In the first meeting of a series of three on diets and lifestyles, we started by looking at how our diets may change in the future and ways in which these changes could impact the environment.
On the witnesses panel, Dr Michael Obersteiner, the Program Director of the Ecosystems Services and Management (ESM) Program at IIASA - Institute for Applied Systems Analysis - in Laxenburg in Austria and Dr Marco Springmann from the Oxford Martin Programme on the Future of Food, came over to Cambridge. They joined Professor Sumatra (Shumone) Ray, the Founder and Executive Director of the NNEdPro Global Centre for Nutrition and Health in Cambridge.
To open the meeting, they each examined different aspects of the relationship between the human diet and environmental and health impacts. After stating the nature and scale of the problem they each offered some suggestions for effecting change through technological, systems and policy approaches at the point of production and consumption.
Wicked problems and questions generated by the open discussion:

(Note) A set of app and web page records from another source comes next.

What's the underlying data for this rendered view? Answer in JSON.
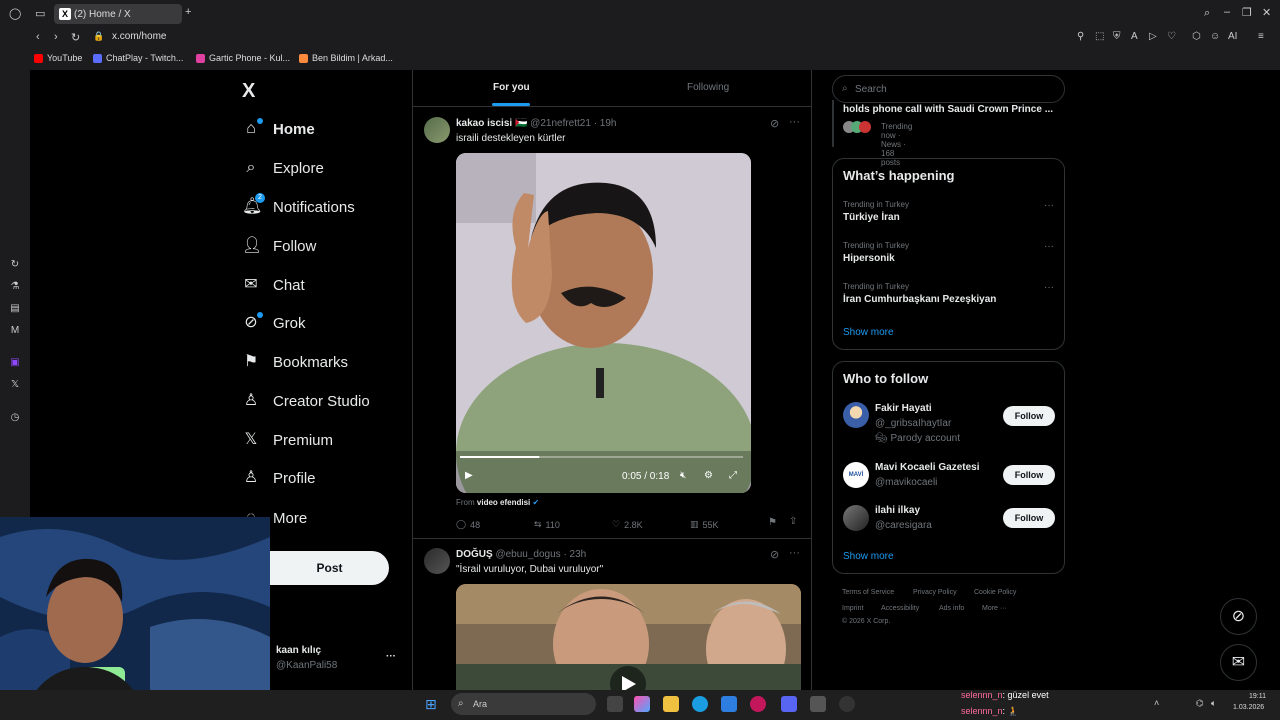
{
  "browser": {
    "tab_title": "(2) Home / X",
    "tab_favicon": "X",
    "url": "x.com/home",
    "bookmarks": [
      {
        "label": "YouTube",
        "color": "#ff0000"
      },
      {
        "label": "ChatPlay - Twitch...",
        "color": "#5b6dff"
      },
      {
        "label": "Gartic Phone - Kul...",
        "color": "#e040a0"
      },
      {
        "label": "Ben Bildim | Arkad...",
        "color": "#ff8a3d"
      }
    ],
    "ai_label": "AI"
  },
  "nav": {
    "logo": "X",
    "items": [
      {
        "label": "Home",
        "icon": "home-icon",
        "active": true
      },
      {
        "label": "Explore",
        "icon": "search-icon"
      },
      {
        "label": "Notifications",
        "icon": "bell-icon",
        "badge": "2"
      },
      {
        "label": "Follow",
        "icon": "add-user-icon"
      },
      {
        "label": "Chat",
        "icon": "mail-icon"
      },
      {
        "label": "Grok",
        "icon": "grok-icon"
      },
      {
        "label": "Bookmarks",
        "icon": "bookmark-icon"
      },
      {
        "label": "Creator Studio",
        "icon": "creator-icon"
      },
      {
        "label": "Premium",
        "icon": "x-icon"
      },
      {
        "label": "Profile",
        "icon": "person-icon"
      },
      {
        "label": "More",
        "icon": "more-icon"
      }
    ],
    "post_button": "Post",
    "account": {
      "name": "kaan kılıç",
      "handle": "@KaanPali58"
    }
  },
  "feed": {
    "tabs": [
      "For you",
      "Following"
    ],
    "tweets": [
      {
        "name": "kakao iscisi",
        "flag": "🇵🇸",
        "handle": "@21nefrett21",
        "time": "· 19h",
        "text": "israili destekleyen kürtler",
        "video_time": "0:05 / 0:18",
        "progress": 0.28,
        "from_label": "From",
        "from_account": "video efendisi",
        "stats": {
          "replies": "48",
          "reposts": "110",
          "likes": "2.8K",
          "views": "55K"
        }
      },
      {
        "name": "DOĞUŞ",
        "handle": "@ebuu_dogus",
        "time": "· 23h",
        "text": "\"İsrail vuruluyor, Dubai vuruluyor\""
      }
    ]
  },
  "sidebar": {
    "search_placeholder": "Search",
    "top_story": {
      "title": "holds phone call with Saudi Crown Prince ...",
      "meta": "Trending now · News · 168 posts"
    },
    "whats_happening": {
      "title": "What’s happening",
      "trends": [
        {
          "context": "Trending in Turkey",
          "name": "Türkiye İran"
        },
        {
          "context": "Trending in Turkey",
          "name": "Hipersonik"
        },
        {
          "context": "Trending in Turkey",
          "name": "İran Cumhurbaşkanı Pezeşkiyan"
        }
      ],
      "show_more": "Show more"
    },
    "who_to_follow": {
      "title": "Who to follow",
      "accounts": [
        {
          "name": "Fakir Hayati",
          "handle": "@_gribsaIhaytIar",
          "note": "Parody account",
          "button": "Follow"
        },
        {
          "name": "Mavi Kocaeli Gazetesi",
          "handle": "@mavikocaeli",
          "button": "Follow"
        },
        {
          "name": "ilahi ilkay",
          "handle": "@caresigara",
          "button": "Follow"
        }
      ],
      "show_more": "Show more"
    },
    "footer": {
      "links": [
        "Terms of Service",
        "Privacy Policy",
        "Cookie Policy",
        "Imprint",
        "Accessibility",
        "Ads info",
        "More ···"
      ],
      "copyright": "© 2026 X Corp."
    }
  },
  "taskbar": {
    "search_placeholder": "Ara",
    "chat": [
      {
        "user": "selennn_n",
        "msg": ": güzel evet"
      },
      {
        "user": "selennn_n",
        "msg": ": 🧎"
      }
    ],
    "time": "19:11",
    "date": "1.03.2026"
  },
  "colors": {
    "accent": "#1d9bf0",
    "background": "#000000",
    "border": "#2f3336",
    "muted": "#71767b"
  }
}
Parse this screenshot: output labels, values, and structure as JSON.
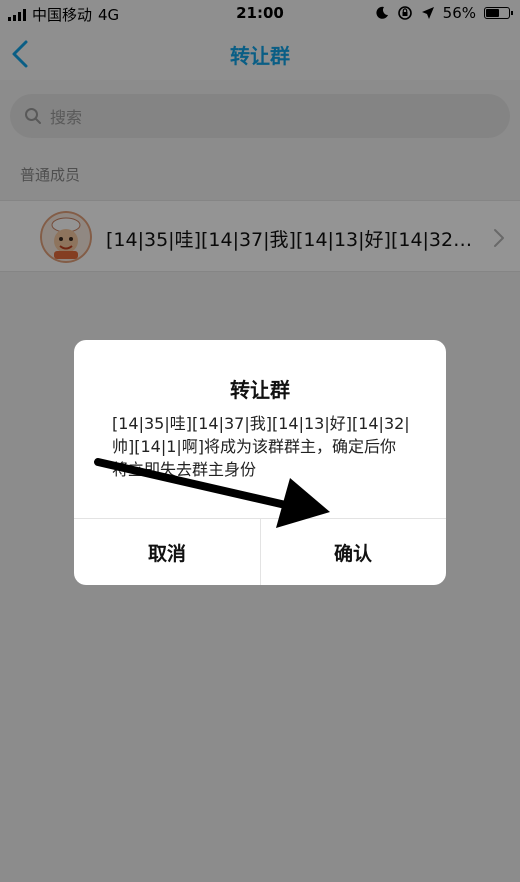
{
  "status_bar": {
    "carrier": "中国移动",
    "network": "4G",
    "time": "21:00",
    "battery": "56%",
    "battery_level": 0.56,
    "icons": [
      "signal-icon",
      "moon-icon",
      "orientation-lock-icon",
      "location-icon",
      "battery-icon"
    ]
  },
  "nav": {
    "title": "转让群",
    "back_icon": "back-chevron-icon"
  },
  "search": {
    "placeholder": "搜索"
  },
  "section": {
    "label": "普通成员"
  },
  "member": {
    "name": "[14|35|哇][14|37|我][14|13|好][14|32|帅][14|1|啊]",
    "chevron_icon": "chevron-right-icon"
  },
  "dialog": {
    "title": "转让群",
    "message": "[14|35|哇][14|37|我][14|13|好][14|32|帅][14|1|啊]将成为该群群主，确定后你将立即失去群主身份",
    "cancel_label": "取消",
    "confirm_label": "确认"
  },
  "colors": {
    "accent": "#12a3e6",
    "overlay": "rgba(0,0,0,0.42)",
    "annotation_arrow": "#000000"
  }
}
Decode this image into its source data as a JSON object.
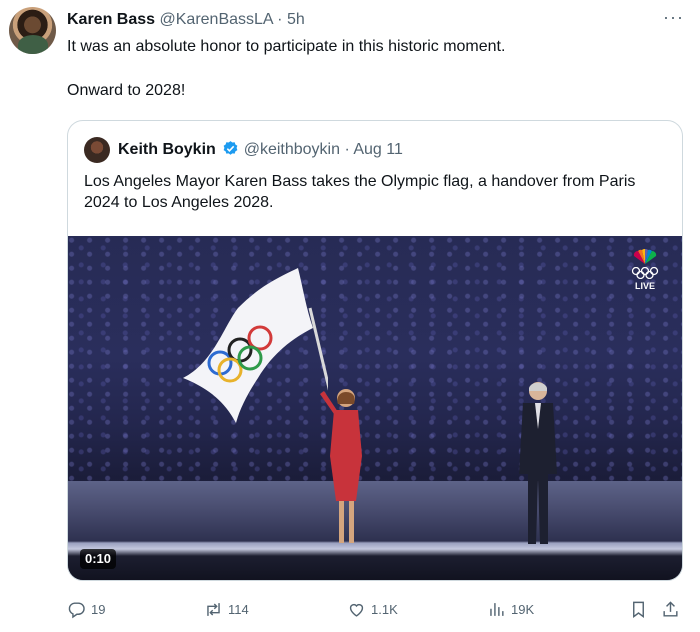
{
  "post": {
    "author_name": "Karen Bass",
    "handle": "@KarenBassLA",
    "separator": "·",
    "time": "5h",
    "more_icon": "more-dots-icon",
    "text_line1": "It was an absolute honor to participate in this historic moment.",
    "text_line2": "Onward to 2028!"
  },
  "quote": {
    "author_name": "Keith Boykin",
    "verified_icon": "verified-badge-icon",
    "handle": "@keithboykin",
    "separator": "·",
    "date": "Aug 11",
    "text": "Los Angeles Mayor Karen Bass takes the Olympic flag, a handover from Paris 2024 to Los Angeles 2028.",
    "media": {
      "network_badge": "LIVE",
      "duration": "0:10"
    }
  },
  "actions": {
    "replies": "19",
    "reposts": "114",
    "likes": "1.1K",
    "views": "19K"
  },
  "colors": {
    "text": "#0f1419",
    "muted": "#536471",
    "border": "#cfd9de",
    "verified": "#1d9bf0"
  }
}
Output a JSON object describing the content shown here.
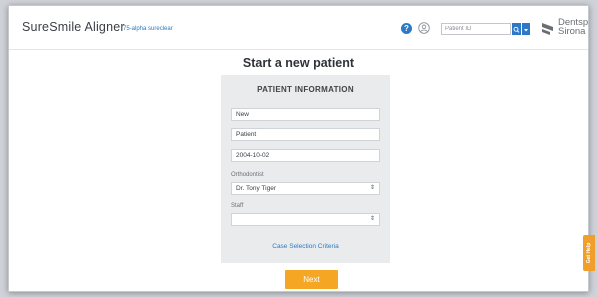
{
  "header": {
    "app_title": "SureSmile Aligner",
    "account_link": "75-alpha sureclear",
    "help_icon": "question-mark-icon",
    "help_glyph": "?",
    "user_icon": "user-circle-icon",
    "search": {
      "placeholder": "Patient ID",
      "value": ""
    },
    "search_button_icon": "search-icon",
    "search_dropdown_icon": "chevron-down-icon",
    "logo": {
      "line1": "Dentsply",
      "line2": "Sirona"
    }
  },
  "page": {
    "title": "Start a new patient"
  },
  "form": {
    "section_title": "PATIENT INFORMATION",
    "first_name_value": "New",
    "last_name_value": "Patient",
    "dob_value": "2004-10-02",
    "orthodontist_label": "Orthodontist",
    "orthodontist_value": "Dr. Tony Tiger",
    "staff_label": "Staff",
    "staff_value": "",
    "select_arrow": "⇕",
    "case_selection_link": "Case Selection Criteria",
    "next_button": "Next"
  },
  "feedback_tab": {
    "label": "Get Help"
  },
  "colors": {
    "accent_orange": "#f5a623",
    "link_blue": "#2c7bc0",
    "icon_blue": "#2d79c7",
    "panel_bg": "#eaebed"
  }
}
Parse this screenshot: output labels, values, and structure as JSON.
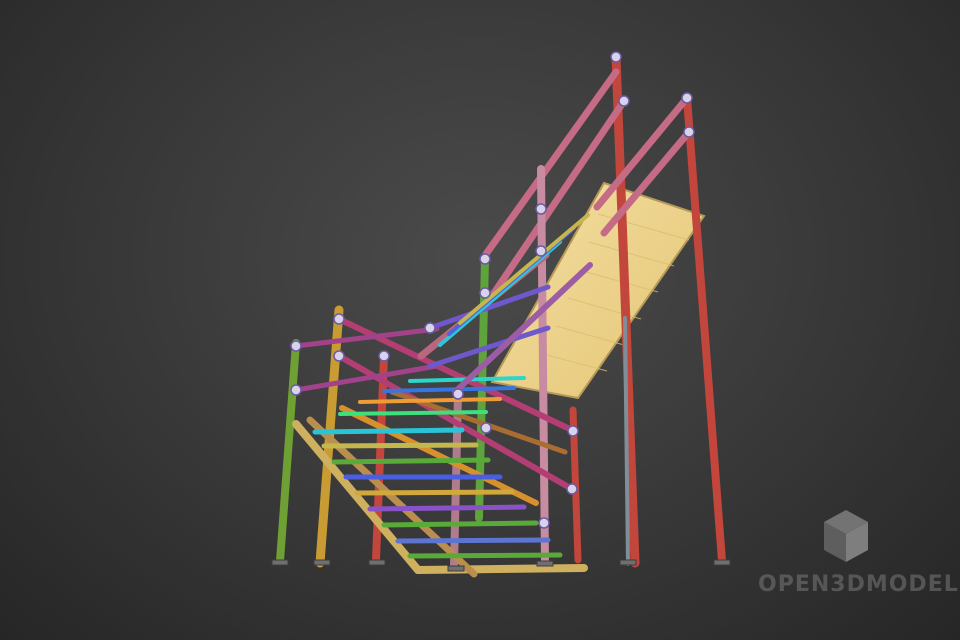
{
  "viewport": {
    "background": "#3b3b3b"
  },
  "model": {
    "colors": {
      "red_post": "#c2463b",
      "pink_post": "#c56b86",
      "yellow_post": "#c89c32",
      "green_post": "#6fa033",
      "magenta_rail": "#b43e74",
      "platform_fill": "#f0d890",
      "platform_edge": "#d8bf6d",
      "cyan": "#29c5d6",
      "blue": "#4a5fe0",
      "orange": "#d7912c",
      "purple": "#8a52c8"
    }
  },
  "watermark": {
    "text": "OPEN3DMODEL",
    "icon": "cube-logo-icon"
  }
}
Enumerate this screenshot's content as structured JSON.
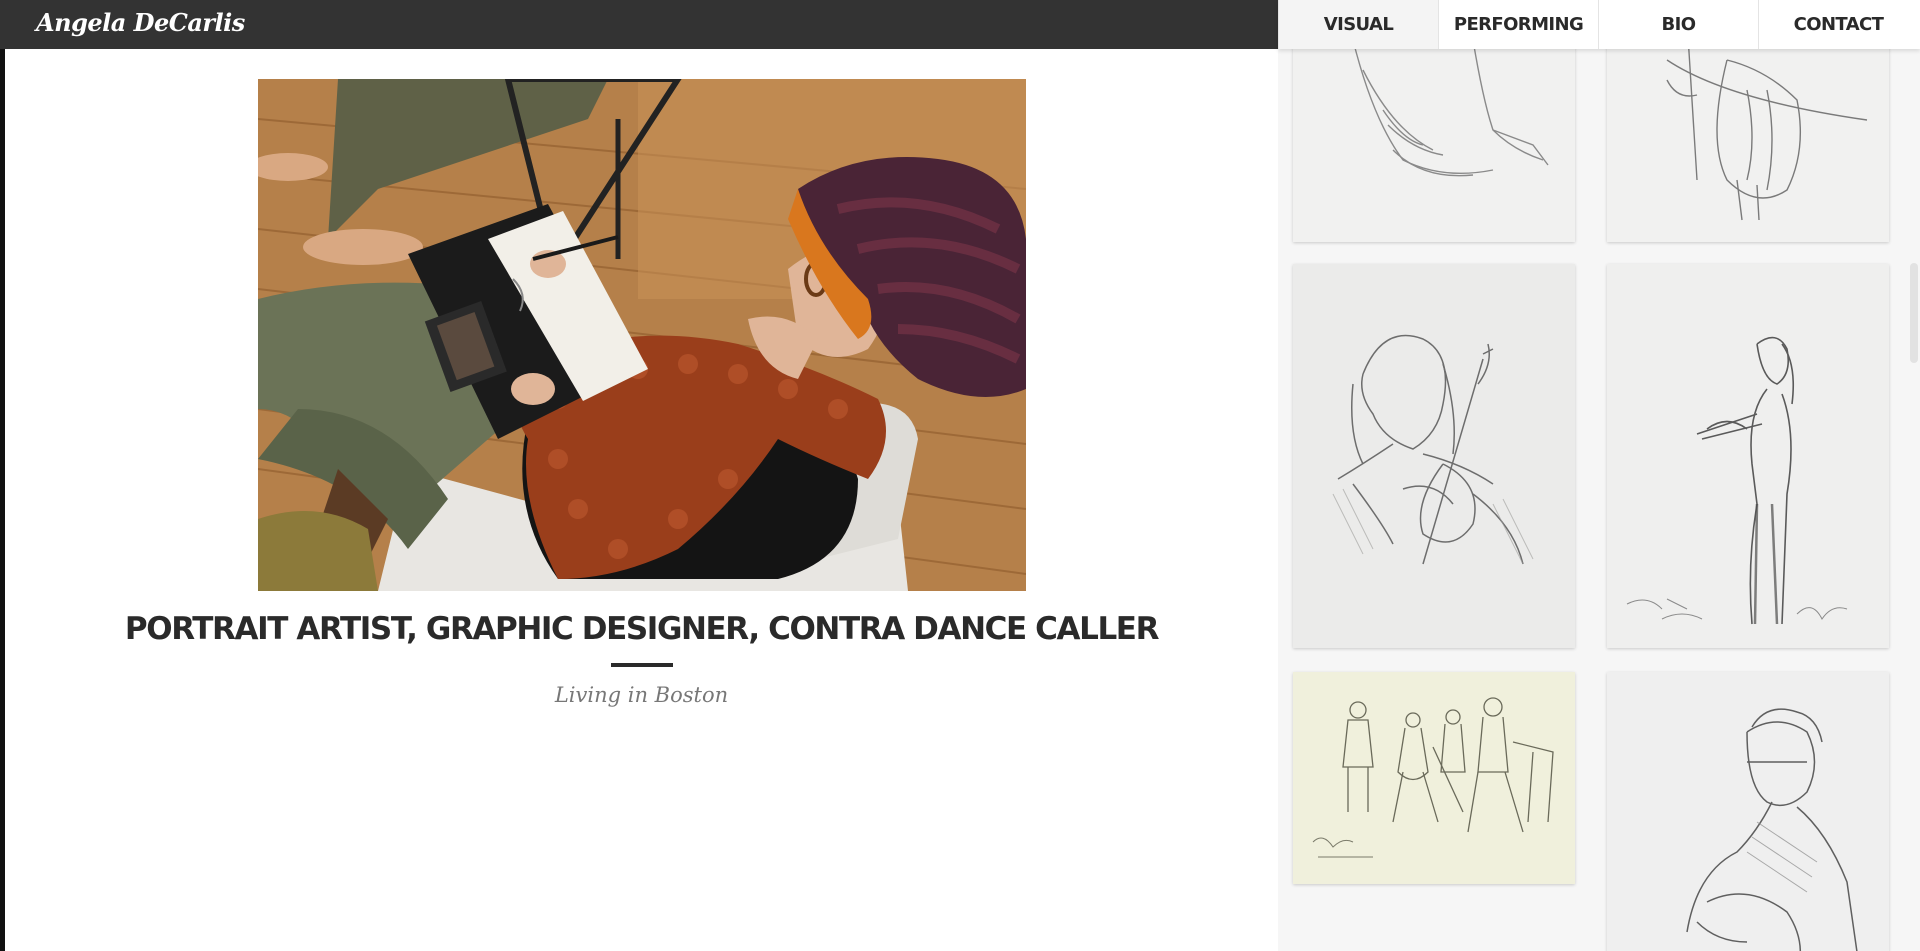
{
  "brand": {
    "logo_text": "Angela DeCarlis"
  },
  "nav": {
    "items": [
      {
        "label": "VISUAL"
      },
      {
        "label": "PERFORMING"
      },
      {
        "label": "BIO"
      },
      {
        "label": "CONTACT"
      }
    ]
  },
  "hero": {
    "title": "PORTRAIT ARTIST, GRAPHIC DESIGNER, CONTRA DANCE CALLER",
    "subtitle": "Living in Boston"
  },
  "colors": {
    "brand_bar": "#333333",
    "text_dark": "#2a2a2a",
    "subtitle": "#777777",
    "gallery_bg": "#f6f6f6"
  },
  "icons": {
    "hero_photo": "artist-sketching-photo",
    "thumbnails": "pencil-sketch-thumbnail"
  }
}
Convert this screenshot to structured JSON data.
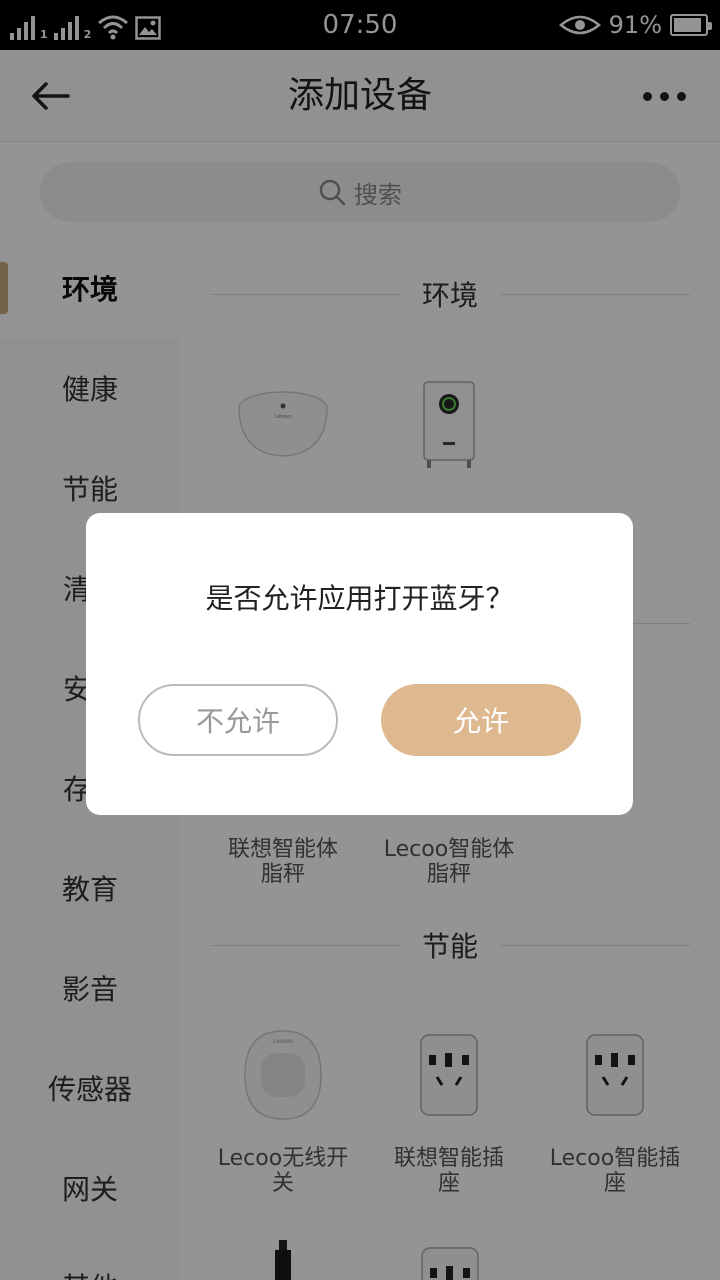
{
  "status_bar": {
    "time": "07:50",
    "battery_percent": "91%",
    "battery_level": 0.91,
    "sim1": "1",
    "sim2": "2",
    "icons": [
      "signal-icon",
      "signal-icon",
      "wifi-icon",
      "image-icon",
      "eye-icon",
      "battery-icon"
    ]
  },
  "app_bar": {
    "title": "添加设备"
  },
  "search": {
    "placeholder": "搜索"
  },
  "sidebar": {
    "items": [
      {
        "label": "环境"
      },
      {
        "label": "健康"
      },
      {
        "label": "节能"
      },
      {
        "label": "清"
      },
      {
        "label": "安"
      },
      {
        "label": "存"
      },
      {
        "label": "教育"
      },
      {
        "label": "影音"
      },
      {
        "label": "传感器"
      },
      {
        "label": "网关"
      },
      {
        "label": "其他"
      }
    ],
    "active_index": 0
  },
  "content": {
    "section_environment": "环境",
    "section_energy": "节能",
    "health_devices": [
      {
        "name_line1": "联想智能体",
        "name_line2": "脂秤"
      },
      {
        "name_line1": "Lecoo智能体",
        "name_line2": "脂秤"
      }
    ],
    "energy_devices": [
      {
        "name_line1": "Lecoo无线开",
        "name_line2": "关"
      },
      {
        "name_line1": "联想智能插",
        "name_line2": "座"
      },
      {
        "name_line1": "Lecoo智能插",
        "name_line2": "座"
      }
    ],
    "device_logo_text": "Lenovo"
  },
  "dialog": {
    "message": "是否允许应用打开蓝牙？",
    "deny_label": "不允许",
    "allow_label": "允许"
  },
  "colors": {
    "accent": "#deb88e",
    "indicator": "#c7a77d"
  }
}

How can we communicate research in a way that influences individual behaviour? This was the key question highlighted by all the speakers and the ensuing discussion. There are a number of communication filters between research and the individual that can alter or confuse messages about dietary practice: impenetrable policy documents; biased or flawed knowledge brokers, such as the media; the challenge of communicating dynamic evidence-based research; and industry pressures. We know enough about the human diet to ensure healthy and environmentally positive outcomes, but not how to communicate this in a way that influences behaviour. We need better regulation and public health advocacy to combat these problems.
What is the best policy approach to influence change? Taxing food to cause a price increase is one option although this is unpopular with policymakers. Any tax needs to be supplemented by a range of other factors such as advertising to communicate the purpose of the tax and subsidies for healthier and more environmentally efficient products. Subsidies alone can have unintended consequences, such as increased overall food consumption leading to negative outcomes.
Where is change needed most? Taxing the industry or the point of production can serve a different purpose than taxing the individual or point of consumption. It is potentially more efficient to tax consumption and may have a greater impact; however, it is clear that effecting change in both areas is necessary.
How do you unpick which factors ultimately have the most significant impact on human behaviour? In pre-existing cases there are often a huge range of interventions that have led to change, so trying to isolate one factor is difficult. A holistic, whole systems approach is required. What other factors affect what we eat? The science of taste and how this interrelates with behaviour could be important and it, along with other research areas, needs to be incorporated into a genuinely multidisciplinary discussion. Food is culturally important and behaviour will not be changed simply by communicating health or environmental messages.
How do we account for rebound effects? Better dietary practice leads to a reduced mortality rate which can have a negative impact on the environment; subsidising healthy foods allows consumers to buy other products which will have their own environmental impact. Studies need to be mindful of conflicting aims and the dual problem of human health and environment health needs to be considered as one.
Is change always necessary? Sometimes maintaining the status quo is just as challenging as catalyzing change. Areas where there is already a healthy diet with sustainable local agriculture need to be protected from the encroachment of more harmful global practice.
To find out more about this theme or the meeting, please e-mail Dr Rosamunde Almond (firstname.lastname@example.org).